Friday, October 25, 2013

Celebrity Internment Camp - Why Not?

Hi, guys. Today is a new day, right? It's a big, colorful world out there full of new experiences and stuff to try, or so I hear. So let's get outside ourselves. Let's listen to some hip-hop we'd never ordinarily check out, something totally off our radars. Here, I've been sent just the thing: Celebrity Internment Camp. It'll be just like taking one of those year-long train rides through all of Europe searching for the little places the tourists don't know about except you don't have to go outdoors.

So Celebrity Internment Camp is the name of both the album and the group. The group is actually a collective consisting of Urban Sasquatch, Red Carpet Hobo and Hindsight Genius. Never heard of any of those guys either? Embrace it! That's the spirit. Maybe they're individual up and coming beat makers, maybe they're groups, or maybe they're silly pseudonyms for other beat makers and groups we've never heard of.

Here's what I do know. This is an instrumental hip-hop CD put out by a traditionally punk rock label in Long Island called 86'd Records. It includes a big, fold-out comic book poster about... yaknow, celebrities being sent off to internment camps. Not bad for $5. I've been hearing for years that punk labels have better value just in terms of prices for their physical releases (looking at their site, the same label sells their 12"s with pic covers for $8), so I guess I know what they're talking about now.

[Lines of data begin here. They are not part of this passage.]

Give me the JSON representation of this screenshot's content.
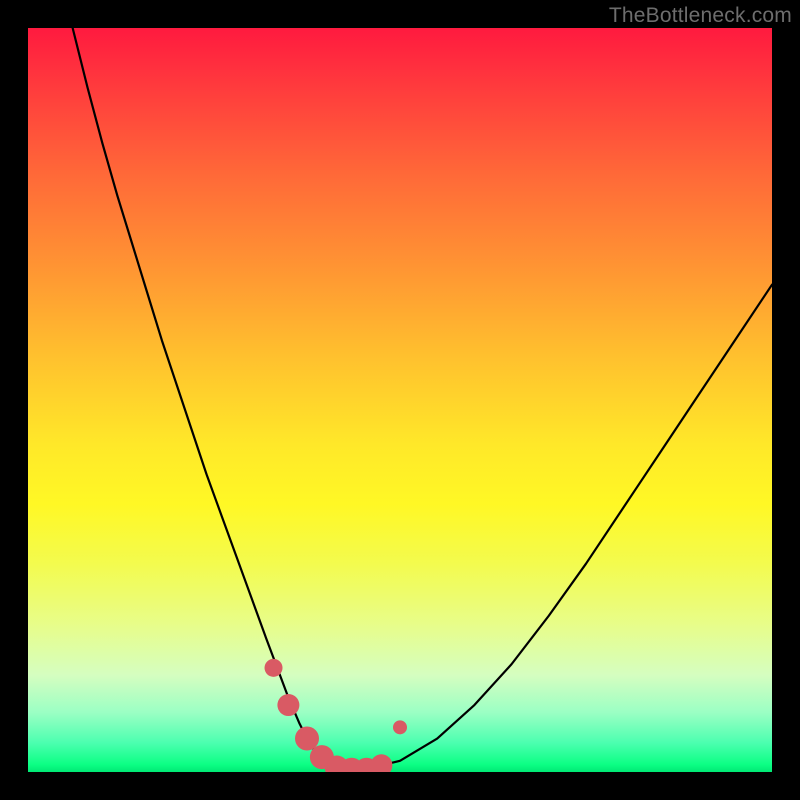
{
  "watermark": "TheBottleneck.com",
  "colors": {
    "frame": "#000000",
    "curve_stroke": "#000000",
    "marker_fill": "#d95a64",
    "marker_stroke": "#c84a54"
  },
  "chart_data": {
    "type": "line",
    "title": "",
    "xlabel": "",
    "ylabel": "",
    "xlim": [
      0,
      100
    ],
    "ylim": [
      0,
      100
    ],
    "grid": false,
    "legend": false,
    "annotations": [
      "TheBottleneck.com"
    ],
    "series": [
      {
        "name": "bottleneck-curve",
        "x": [
          6,
          8,
          10,
          12,
          14,
          16,
          18,
          20,
          22,
          24,
          26,
          28,
          30,
          32,
          33.5,
          35,
          36.5,
          38,
          40,
          42,
          45,
          50,
          55,
          60,
          65,
          70,
          75,
          80,
          85,
          90,
          95,
          100
        ],
        "values": [
          100,
          92,
          84.5,
          77.5,
          71,
          64.5,
          58,
          52,
          46,
          40,
          34.5,
          29,
          23.5,
          18,
          14,
          10,
          6.5,
          3.5,
          1.5,
          0.5,
          0.3,
          1.5,
          4.5,
          9,
          14.5,
          21,
          28,
          35.5,
          43,
          50.5,
          58,
          65.5
        ]
      },
      {
        "name": "minimum-markers",
        "x": [
          33.0,
          35.0,
          37.5,
          39.5,
          41.5,
          43.5,
          45.5,
          47.5,
          50.0
        ],
        "values": [
          14.0,
          9.0,
          4.5,
          2.0,
          0.6,
          0.3,
          0.3,
          0.9,
          6.0
        ],
        "size": [
          9,
          11,
          12,
          12,
          12,
          12,
          12,
          11,
          7
        ]
      }
    ]
  }
}
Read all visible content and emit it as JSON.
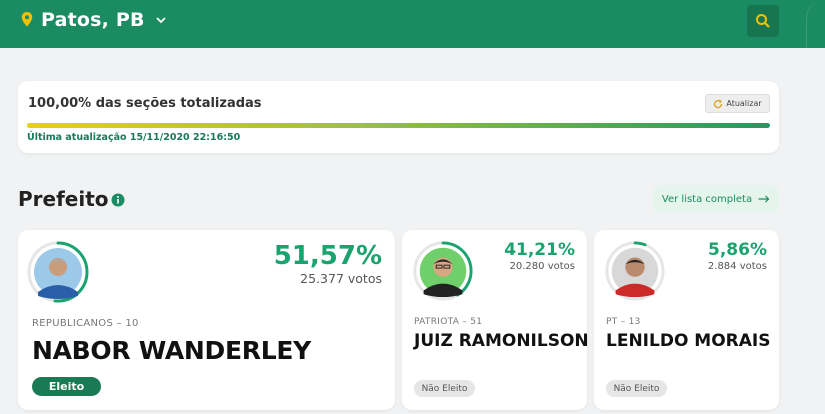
{
  "header": {
    "location": "Patos, PB",
    "icons": {
      "location": "map-pin-icon",
      "dropdown": "chevron-down-icon",
      "search": "search-icon"
    },
    "colors": {
      "background": "#1a8b62",
      "pin": "#f2c200"
    }
  },
  "status": {
    "sections_text": "100,00% das seções totalizadas",
    "refresh_label": "Atualizar",
    "progress_fraction": 1.0,
    "last_update": "Última atualização 15/11/2020 22:16:50"
  },
  "section": {
    "title": "Prefeito",
    "full_list_label": "Ver lista completa"
  },
  "candidates": [
    {
      "party": "REPUBLICANOS – 10",
      "name": "NABOR WANDERLEY",
      "percent": "51,57%",
      "votes": "25.377 votos",
      "status": "Eleito",
      "share": 0.5157,
      "shirt": "#2a5fa8"
    },
    {
      "party": "PATRIOTA – 51",
      "name": "JUIZ RAMONILSON",
      "percent": "41,21%",
      "votes": "20.280 votos",
      "status": "Não Eleito",
      "share": 0.4121,
      "shirt": "#222222"
    },
    {
      "party": "PT – 13",
      "name": "LENILDO MORAIS",
      "percent": "5,86%",
      "votes": "2.884 votos",
      "status": "Não Eleito",
      "share": 0.0586,
      "shirt": "#cc2a2a"
    }
  ]
}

This isn't punk, though; this is a strictly hip-hop album. And it's pretty good. I mean, I'm not feeling the drums here. I guess they're not meant to be rapped over, but just taken as backdrop for the rest of the instrumentation, which is pretty engaging. So it doesn't have the compelling head nodder swing of a classic rap jam; but instead feels sort of like a soundtrack for a movie that doesn't exist. Except it's a little too busy to be score; but you want that in an instrumental album. Otherwise it's boring. And like very few instrumental hip-hop albums, this album manages to avoid being that - an accomplishment in itself. The samples are many and varied, spread out over a lot of very short tracks. Honestly, this is probably the most absorbing hip-hop instrumental album I've heard in a long time that doesn't have any scratching, beat juggling or other forms of turntablism to keep it moving.

It's also surprisingly peppy for an album supposedly about internment camps.

Look, I'm a guy who only buys 45 King beat albums to skip to the songs with Apache and Lord Alibaski. But If instrumental hip-hop is your thing, especially something a little non-traditional, I recommend checking this one out. It's a healthy kind of different. And next month we'll all get the new Kool G Rap album.